• [Required action] The entries below are to be written out exactly, with no images included.

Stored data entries

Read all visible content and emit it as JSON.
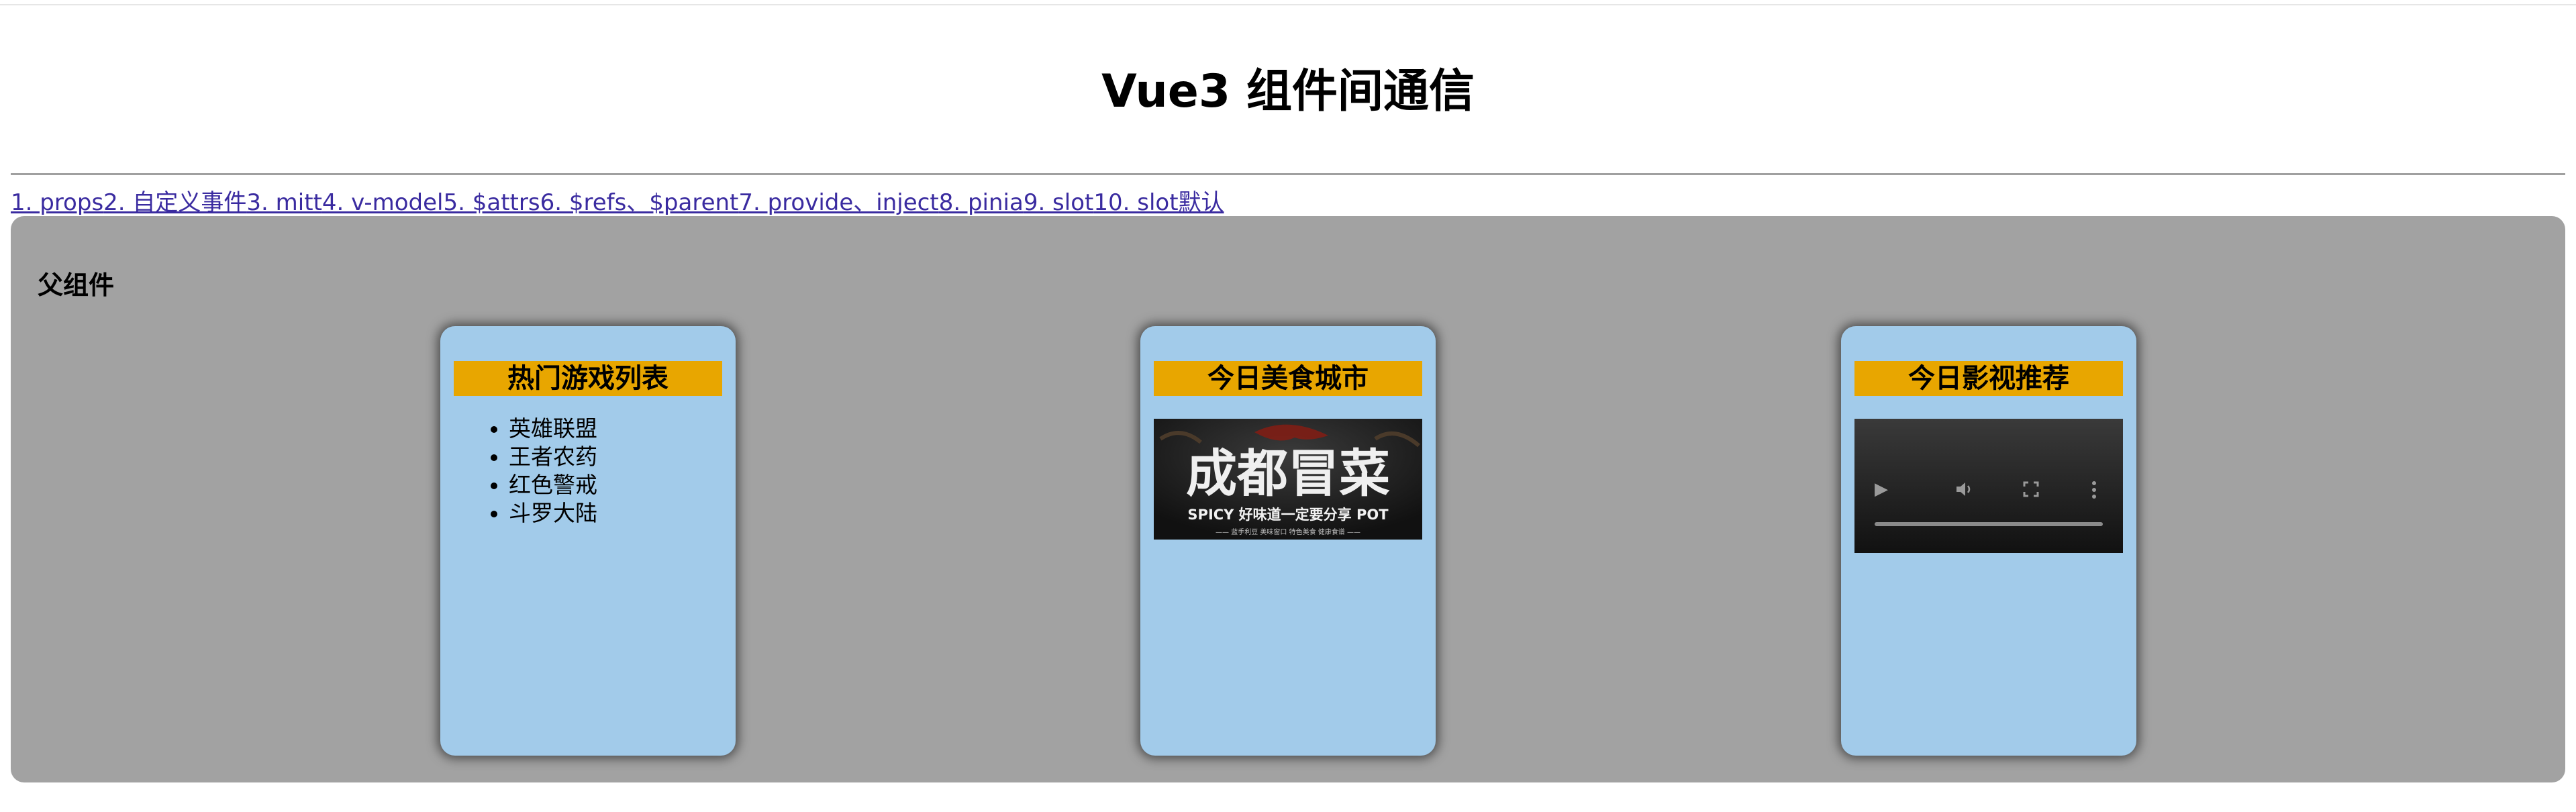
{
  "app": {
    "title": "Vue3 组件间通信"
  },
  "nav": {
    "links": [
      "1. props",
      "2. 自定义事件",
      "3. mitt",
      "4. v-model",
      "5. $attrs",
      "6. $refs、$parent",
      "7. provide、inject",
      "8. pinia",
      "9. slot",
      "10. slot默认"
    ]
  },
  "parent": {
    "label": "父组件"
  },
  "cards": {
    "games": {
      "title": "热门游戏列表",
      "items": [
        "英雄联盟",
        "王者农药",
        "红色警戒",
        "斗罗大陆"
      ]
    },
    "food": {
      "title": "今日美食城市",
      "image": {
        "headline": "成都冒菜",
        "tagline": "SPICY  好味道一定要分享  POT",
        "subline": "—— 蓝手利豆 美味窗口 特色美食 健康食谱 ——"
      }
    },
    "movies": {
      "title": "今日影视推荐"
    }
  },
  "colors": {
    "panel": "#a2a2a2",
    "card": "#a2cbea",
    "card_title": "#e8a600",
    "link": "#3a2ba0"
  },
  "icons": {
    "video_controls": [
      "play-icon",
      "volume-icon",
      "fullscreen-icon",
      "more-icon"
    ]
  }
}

• [Exercise result]
Read all visible content and emit it as JSON.
{
  "app": {
    "title": "Vue3 组件间通信"
  },
  "nav": {
    "links": [
      "1. props",
      "2. 自定义事件",
      "3. mitt",
      "4. v-model",
      "5. $attrs",
      "6. $refs、$parent",
      "7. provide、inject",
      "8. pinia",
      "9. slot",
      "10. slot默认"
    ]
  },
  "parent": {
    "label": "父组件"
  },
  "cards": {
    "games": {
      "title": "热门游戏列表",
      "items": [
        "英雄联盟",
        "王者农药",
        "红色警戒",
        "斗罗大陆"
      ]
    },
    "food": {
      "title": "今日美食城市",
      "image": {
        "headline": "成都冒菜",
        "tagline": "SPICY  好味道一定要分享  POT",
        "subline": "—— 蓝手利豆 美味窗口 特色美食 健康食谱 ——"
      }
    },
    "movies": {
      "title": "今日影视推荐"
    }
  },
  "colors": {
    "panel": "#a2a2a2",
    "card": "#a2cbea",
    "card_title": "#e8a600",
    "link": "#3a2ba0"
  },
  "icons": {
    "video_controls": [
      "play-icon",
      "volume-icon",
      "fullscreen-icon",
      "more-icon"
    ]
  }
}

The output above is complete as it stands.